── Materials provided

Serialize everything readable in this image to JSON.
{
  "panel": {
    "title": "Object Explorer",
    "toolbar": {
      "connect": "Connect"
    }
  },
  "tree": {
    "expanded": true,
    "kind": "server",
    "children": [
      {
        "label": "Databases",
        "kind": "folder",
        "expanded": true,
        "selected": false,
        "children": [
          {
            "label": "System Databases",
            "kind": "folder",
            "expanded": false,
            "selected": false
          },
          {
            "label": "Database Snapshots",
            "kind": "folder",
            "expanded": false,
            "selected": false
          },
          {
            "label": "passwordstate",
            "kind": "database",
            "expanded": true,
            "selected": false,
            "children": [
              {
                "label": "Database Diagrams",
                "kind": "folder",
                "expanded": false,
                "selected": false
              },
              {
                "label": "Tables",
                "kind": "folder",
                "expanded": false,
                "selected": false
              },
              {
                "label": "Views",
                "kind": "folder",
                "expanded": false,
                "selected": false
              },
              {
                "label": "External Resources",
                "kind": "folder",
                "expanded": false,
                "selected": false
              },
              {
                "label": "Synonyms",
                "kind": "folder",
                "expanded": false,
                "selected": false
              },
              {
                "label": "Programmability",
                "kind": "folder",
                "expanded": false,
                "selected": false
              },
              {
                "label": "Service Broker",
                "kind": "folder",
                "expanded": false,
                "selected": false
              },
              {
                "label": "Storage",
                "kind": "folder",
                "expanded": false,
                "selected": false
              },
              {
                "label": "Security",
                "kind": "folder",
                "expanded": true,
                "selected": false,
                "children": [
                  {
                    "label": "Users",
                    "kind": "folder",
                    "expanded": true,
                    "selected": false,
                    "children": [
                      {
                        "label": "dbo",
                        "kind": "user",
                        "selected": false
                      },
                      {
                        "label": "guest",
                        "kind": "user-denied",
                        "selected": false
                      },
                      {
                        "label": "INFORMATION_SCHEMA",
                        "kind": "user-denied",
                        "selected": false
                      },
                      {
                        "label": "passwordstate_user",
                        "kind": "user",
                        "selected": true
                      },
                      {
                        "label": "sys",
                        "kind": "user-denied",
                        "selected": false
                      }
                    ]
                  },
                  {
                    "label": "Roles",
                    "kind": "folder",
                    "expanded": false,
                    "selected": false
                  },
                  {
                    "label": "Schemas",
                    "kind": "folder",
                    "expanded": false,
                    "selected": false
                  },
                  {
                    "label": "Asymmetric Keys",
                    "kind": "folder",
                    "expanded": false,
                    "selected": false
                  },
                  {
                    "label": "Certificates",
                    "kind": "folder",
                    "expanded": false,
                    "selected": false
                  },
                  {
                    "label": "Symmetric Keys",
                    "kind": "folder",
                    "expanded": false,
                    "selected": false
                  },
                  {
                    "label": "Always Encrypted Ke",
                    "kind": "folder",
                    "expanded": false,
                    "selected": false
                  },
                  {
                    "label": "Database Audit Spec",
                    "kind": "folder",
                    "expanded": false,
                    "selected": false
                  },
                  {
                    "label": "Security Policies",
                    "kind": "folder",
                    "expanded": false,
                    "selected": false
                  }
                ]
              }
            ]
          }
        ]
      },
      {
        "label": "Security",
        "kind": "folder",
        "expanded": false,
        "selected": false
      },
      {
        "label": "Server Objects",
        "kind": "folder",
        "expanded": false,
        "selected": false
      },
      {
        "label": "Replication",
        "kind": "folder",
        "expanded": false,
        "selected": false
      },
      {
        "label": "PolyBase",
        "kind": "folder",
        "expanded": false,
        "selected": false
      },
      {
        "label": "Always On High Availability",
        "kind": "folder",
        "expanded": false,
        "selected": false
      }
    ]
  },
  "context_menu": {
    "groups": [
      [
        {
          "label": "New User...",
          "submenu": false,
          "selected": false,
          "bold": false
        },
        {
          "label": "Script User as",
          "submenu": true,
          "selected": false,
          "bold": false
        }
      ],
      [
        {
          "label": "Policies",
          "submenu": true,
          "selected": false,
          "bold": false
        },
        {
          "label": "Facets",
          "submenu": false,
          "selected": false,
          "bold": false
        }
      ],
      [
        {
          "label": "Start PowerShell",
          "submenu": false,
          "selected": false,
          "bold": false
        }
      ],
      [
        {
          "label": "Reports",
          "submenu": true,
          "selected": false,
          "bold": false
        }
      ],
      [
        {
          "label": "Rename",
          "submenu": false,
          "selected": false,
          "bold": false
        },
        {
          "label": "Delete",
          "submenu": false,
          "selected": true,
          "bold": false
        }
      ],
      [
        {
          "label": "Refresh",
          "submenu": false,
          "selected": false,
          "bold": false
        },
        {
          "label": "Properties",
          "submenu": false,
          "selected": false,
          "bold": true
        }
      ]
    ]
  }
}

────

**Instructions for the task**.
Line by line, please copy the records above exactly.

**Result below**.
Serialize everything readable in this image to JSON.
{
  "panel": {
    "title": "Object Explorer",
    "toolbar": {
      "connect": "Connect"
    }
  },
  "tree": {
    "expanded": true,
    "kind": "server",
    "children": [
      {
        "label": "Databases",
        "kind": "folder",
        "expanded": true,
        "selected": false,
        "children": [
          {
            "label": "System Databases",
            "kind": "folder",
            "expanded": false,
            "selected": false
          },
          {
            "label": "Database Snapshots",
            "kind": "folder",
            "expanded": false,
            "selected": false
          },
          {
            "label": "passwordstate",
            "kind": "database",
            "expanded": true,
            "selected": false,
            "children": [
              {
                "label": "Database Diagrams",
                "kind": "folder",
                "expanded": false,
                "selected": false
              },
              {
                "label": "Tables",
                "kind": "folder",
                "expanded": false,
                "selected": false
              },
              {
                "label": "Views",
                "kind": "folder",
                "expanded": false,
                "selected": false
              },
              {
                "label": "External Resources",
                "kind": "folder",
                "expanded": false,
                "selected": false
              },
              {
                "label": "Synonyms",
                "kind": "folder",
                "expanded": false,
                "selected": false
              },
              {
                "label": "Programmability",
                "kind": "folder",
                "expanded": false,
                "selected": false
              },
              {
                "label": "Service Broker",
                "kind": "folder",
                "expanded": false,
                "selected": false
              },
              {
                "label": "Storage",
                "kind": "folder",
                "expanded": false,
                "selected": false
              },
              {
                "label": "Security",
                "kind": "folder",
                "expanded": true,
                "selected": false,
                "children": [
                  {
                    "label": "Users",
                    "kind": "folder",
                    "expanded": true,
                    "selected": false,
                    "children": [
                      {
                        "label": "dbo",
                        "kind": "user",
                        "selected": false
                      },
                      {
                        "label": "guest",
                        "kind": "user-denied",
                        "selected": false
                      },
                      {
                        "label": "INFORMATION_SCHEMA",
                        "kind": "user-denied",
                        "selected": false
                      },
                      {
                        "label": "passwordstate_user",
                        "kind": "user",
                        "selected": true
                      },
                      {
                        "label": "sys",
                        "kind": "user-denied",
                        "selected": false
                      }
                    ]
                  },
                  {
                    "label": "Roles",
                    "kind": "folder",
                    "expanded": false,
                    "selected": false
                  },
                  {
                    "label": "Schemas",
                    "kind": "folder",
                    "expanded": false,
                    "selected": false
                  },
                  {
                    "label": "Asymmetric Keys",
                    "kind": "folder",
                    "expanded": false,
                    "selected": false
                  },
                  {
                    "label": "Certificates",
                    "kind": "folder",
                    "expanded": false,
                    "selected": false
                  },
                  {
                    "label": "Symmetric Keys",
                    "kind": "folder",
                    "expanded": false,
                    "selected": false
                  },
                  {
                    "label": "Always Encrypted Ke",
                    "kind": "folder",
                    "expanded": false,
                    "selected": false
                  },
                  {
                    "label": "Database Audit Spec",
                    "kind": "folder",
                    "expanded": false,
                    "selected": false
                  },
                  {
                    "label": "Security Policies",
                    "kind": "folder",
                    "expanded": false,
                    "selected": false
                  }
                ]
              }
            ]
          }
        ]
      },
      {
        "label": "Security",
        "kind": "folder",
        "expanded": false,
        "selected": false
      },
      {
        "label": "Server Objects",
        "kind": "folder",
        "expanded": false,
        "selected": false
      },
      {
        "label": "Replication",
        "kind": "folder",
        "expanded": false,
        "selected": false
      },
      {
        "label": "PolyBase",
        "kind": "folder",
        "expanded": false,
        "selected": false
      },
      {
        "label": "Always On High Availability",
        "kind": "folder",
        "expanded": false,
        "selected": false
      }
    ]
  },
  "context_menu": {
    "groups": [
      [
        {
          "label": "New User...",
          "submenu": false,
          "selected": false,
          "bold": false
        },
        {
          "label": "Script User as",
          "submenu": true,
          "selected": false,
          "bold": false
        }
      ],
      [
        {
          "label": "Policies",
          "submenu": true,
          "selected": false,
          "bold": false
        },
        {
          "label": "Facets",
          "submenu": false,
          "selected": false,
          "bold": false
        }
      ],
      [
        {
          "label": "Start PowerShell",
          "submenu": false,
          "selected": false,
          "bold": false
        }
      ],
      [
        {
          "label": "Reports",
          "submenu": true,
          "selected": false,
          "bold": false
        }
      ],
      [
        {
          "label": "Rename",
          "submenu": false,
          "selected": false,
          "bold": false
        },
        {
          "label": "Delete",
          "submenu": false,
          "selected": true,
          "bold": false
        }
      ],
      [
        {
          "label": "Refresh",
          "submenu": false,
          "selected": false,
          "bold": false
        },
        {
          "label": "Properties",
          "submenu": false,
          "selected": false,
          "bold": true
        }
      ]
    ]
  }
}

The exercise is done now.